Too many teachers are teaching a subject they know little about, according to a damning report on the ability of schools to prepare kids for careers. It leads to an obvious question, “how are kids going to learn from teachers who don’t know the subject?”
The study, from Richard M. Ingersoll of the University of Pennsylvania, was sponsored by The Education Trust, described as a “child advocacy organization.” It was based on 2003-04 statistics.
* In high-poverty schools, two in five math classes have teachers without a college major or certification in math.
* In schools with a greater share of African-American and Latino children, nearly one in three math classes is taught by such a teacher.
Perhaps this goes a long way toward explaining why an average 15-year-old in the U.S. is behind the average 15-year-old in 21 industrialized countries in math.
The problem of unqualified teachers was one of the targets of the No Child Left Behind Law, but it was overshadowed by criticism over the NCLB mandate for standardized testing. It required teachers to be “highly qualified,” but left it to the states to determine what “highly qualified” means.

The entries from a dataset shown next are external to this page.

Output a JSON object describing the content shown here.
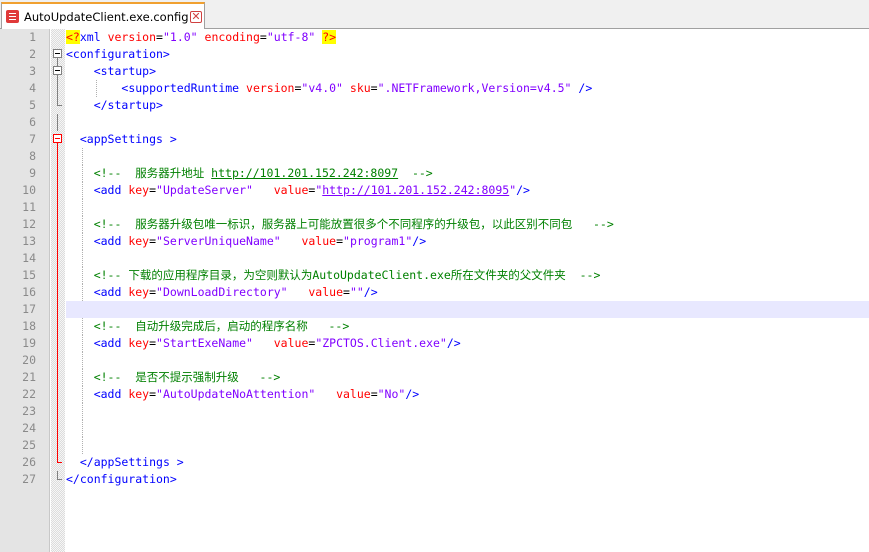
{
  "tab": {
    "label": "AutoUpdateClient.exe.config",
    "close": "✕"
  },
  "colors": {
    "tag": "#0000ff",
    "attribute": "#ff0000",
    "value": "#8000ff",
    "comment": "#008000",
    "current_line": "#e8e8ff",
    "fold_marker": "#ff0000"
  },
  "lines": [
    {
      "n": "1",
      "fold": "none",
      "indent": 0,
      "guides": [],
      "tokens": [
        {
          "t": "decl",
          "v": "<?"
        },
        {
          "t": "tag",
          "v": "xml "
        },
        {
          "t": "attr",
          "v": "version"
        },
        {
          "t": "plain",
          "v": "="
        },
        {
          "t": "val",
          "v": "\"1.0\" "
        },
        {
          "t": "attr",
          "v": "encoding"
        },
        {
          "t": "plain",
          "v": "="
        },
        {
          "t": "val",
          "v": "\"utf-8\" "
        },
        {
          "t": "decl",
          "v": "?>"
        }
      ]
    },
    {
      "n": "2",
      "fold": "open",
      "indent": 0,
      "guides": [],
      "tokens": [
        {
          "t": "tag",
          "v": "<configuration>"
        }
      ]
    },
    {
      "n": "3",
      "fold": "open-inner",
      "indent": 4,
      "guides": [],
      "tokens": [
        {
          "t": "tag",
          "v": "<startup>"
        }
      ]
    },
    {
      "n": "4",
      "fold": "line",
      "indent": 8,
      "guides": [
        4
      ],
      "tokens": [
        {
          "t": "tag",
          "v": "<supportedRuntime "
        },
        {
          "t": "attr",
          "v": "version"
        },
        {
          "t": "plain",
          "v": "="
        },
        {
          "t": "val",
          "v": "\"v4.0\" "
        },
        {
          "t": "attr",
          "v": "sku"
        },
        {
          "t": "plain",
          "v": "="
        },
        {
          "t": "val",
          "v": "\".NETFramework,Version=v4.5\" "
        },
        {
          "t": "tag",
          "v": "/>"
        }
      ]
    },
    {
      "n": "5",
      "fold": "end",
      "indent": 4,
      "guides": [],
      "tokens": [
        {
          "t": "tag",
          "v": "</startup>"
        }
      ]
    },
    {
      "n": "6",
      "fold": "line",
      "indent": 0,
      "guides": [],
      "tokens": []
    },
    {
      "n": "7",
      "fold": "open-red",
      "indent": 2,
      "guides": [],
      "tokens": [
        {
          "t": "tag",
          "v": "<appSettings >"
        }
      ]
    },
    {
      "n": "8",
      "fold": "line-red",
      "indent": 0,
      "guides": [
        2
      ],
      "tokens": []
    },
    {
      "n": "9",
      "fold": "line-red",
      "indent": 4,
      "guides": [
        2
      ],
      "tokens": [
        {
          "t": "cmt",
          "v": "<!--  服务器升地址 "
        },
        {
          "t": "cmt-url",
          "v": "http://101.201.152.242:8097"
        },
        {
          "t": "cmt",
          "v": "  -->"
        }
      ]
    },
    {
      "n": "10",
      "fold": "line-red",
      "indent": 4,
      "guides": [
        2
      ],
      "tokens": [
        {
          "t": "tag",
          "v": "<add "
        },
        {
          "t": "attr",
          "v": "key"
        },
        {
          "t": "plain",
          "v": "="
        },
        {
          "t": "val",
          "v": "\"UpdateServer\"   "
        },
        {
          "t": "attr",
          "v": "value"
        },
        {
          "t": "plain",
          "v": "="
        },
        {
          "t": "val",
          "v": "\""
        },
        {
          "t": "url",
          "v": "http://101.201.152.242:8095"
        },
        {
          "t": "val",
          "v": "\""
        },
        {
          "t": "tag",
          "v": "/>"
        }
      ]
    },
    {
      "n": "11",
      "fold": "line-red",
      "indent": 0,
      "guides": [
        2
      ],
      "tokens": []
    },
    {
      "n": "12",
      "fold": "line-red",
      "indent": 4,
      "guides": [
        2
      ],
      "tokens": [
        {
          "t": "cmt",
          "v": "<!--  服务器升级包唯一标识，服务器上可能放置很多个不同程序的升级包，以此区别不同包   -->"
        }
      ]
    },
    {
      "n": "13",
      "fold": "line-red",
      "indent": 4,
      "guides": [
        2
      ],
      "tokens": [
        {
          "t": "tag",
          "v": "<add "
        },
        {
          "t": "attr",
          "v": "key"
        },
        {
          "t": "plain",
          "v": "="
        },
        {
          "t": "val",
          "v": "\"ServerUniqueName\"   "
        },
        {
          "t": "attr",
          "v": "value"
        },
        {
          "t": "plain",
          "v": "="
        },
        {
          "t": "val",
          "v": "\"program1\""
        },
        {
          "t": "tag",
          "v": "/>"
        }
      ]
    },
    {
      "n": "14",
      "fold": "line-red",
      "indent": 0,
      "guides": [
        2
      ],
      "tokens": []
    },
    {
      "n": "15",
      "fold": "line-red",
      "indent": 4,
      "guides": [
        2
      ],
      "tokens": [
        {
          "t": "cmt",
          "v": "<!-- 下载的应用程序目录，为空则默认为AutoUpdateClient.exe所在文件夹的父文件夹  -->"
        }
      ]
    },
    {
      "n": "16",
      "fold": "line-red",
      "indent": 4,
      "guides": [
        2
      ],
      "tokens": [
        {
          "t": "tag",
          "v": "<add "
        },
        {
          "t": "attr",
          "v": "key"
        },
        {
          "t": "plain",
          "v": "="
        },
        {
          "t": "val",
          "v": "\"DownLoadDirectory\"   "
        },
        {
          "t": "attr",
          "v": "value"
        },
        {
          "t": "plain",
          "v": "="
        },
        {
          "t": "val",
          "v": "\"\""
        },
        {
          "t": "tag",
          "v": "/>"
        }
      ]
    },
    {
      "n": "17",
      "fold": "line-red",
      "indent": 0,
      "guides": [],
      "current": true,
      "tokens": []
    },
    {
      "n": "18",
      "fold": "line-red",
      "indent": 4,
      "guides": [
        2
      ],
      "tokens": [
        {
          "t": "cmt",
          "v": "<!--  自动升级完成后，启动的程序名称   -->"
        }
      ]
    },
    {
      "n": "19",
      "fold": "line-red",
      "indent": 4,
      "guides": [
        2
      ],
      "tokens": [
        {
          "t": "tag",
          "v": "<add "
        },
        {
          "t": "attr",
          "v": "key"
        },
        {
          "t": "plain",
          "v": "="
        },
        {
          "t": "val",
          "v": "\"StartExeName\"   "
        },
        {
          "t": "attr",
          "v": "value"
        },
        {
          "t": "plain",
          "v": "="
        },
        {
          "t": "val",
          "v": "\"ZPCTOS.Client.exe\""
        },
        {
          "t": "tag",
          "v": "/>"
        }
      ]
    },
    {
      "n": "20",
      "fold": "line-red",
      "indent": 0,
      "guides": [
        2
      ],
      "tokens": []
    },
    {
      "n": "21",
      "fold": "line-red",
      "indent": 4,
      "guides": [
        2
      ],
      "tokens": [
        {
          "t": "cmt",
          "v": "<!--  是否不提示强制升级   -->"
        }
      ]
    },
    {
      "n": "22",
      "fold": "line-red",
      "indent": 4,
      "guides": [
        2
      ],
      "tokens": [
        {
          "t": "tag",
          "v": "<add "
        },
        {
          "t": "attr",
          "v": "key"
        },
        {
          "t": "plain",
          "v": "="
        },
        {
          "t": "val",
          "v": "\"AutoUpdateNoAttention\"   "
        },
        {
          "t": "attr",
          "v": "value"
        },
        {
          "t": "plain",
          "v": "="
        },
        {
          "t": "val",
          "v": "\"No\""
        },
        {
          "t": "tag",
          "v": "/>"
        }
      ]
    },
    {
      "n": "23",
      "fold": "line-red",
      "indent": 0,
      "guides": [
        2
      ],
      "tokens": []
    },
    {
      "n": "24",
      "fold": "line-red",
      "indent": 0,
      "guides": [
        2
      ],
      "tokens": []
    },
    {
      "n": "25",
      "fold": "line-red",
      "indent": 0,
      "guides": [
        2
      ],
      "tokens": []
    },
    {
      "n": "26",
      "fold": "end-red",
      "indent": 2,
      "guides": [],
      "tokens": [
        {
          "t": "tag",
          "v": "</appSettings >"
        }
      ]
    },
    {
      "n": "27",
      "fold": "end",
      "indent": 0,
      "guides": [],
      "tokens": [
        {
          "t": "tag",
          "v": "</configuration>"
        }
      ]
    }
  ]
}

The report said Minnesota classes are taught by highly qualified teachers 98.4% of the time. But teachers reported they were “in-field qualified” only 88.9% of the time. Still, only Rhode Island and Indiana had higher percentages.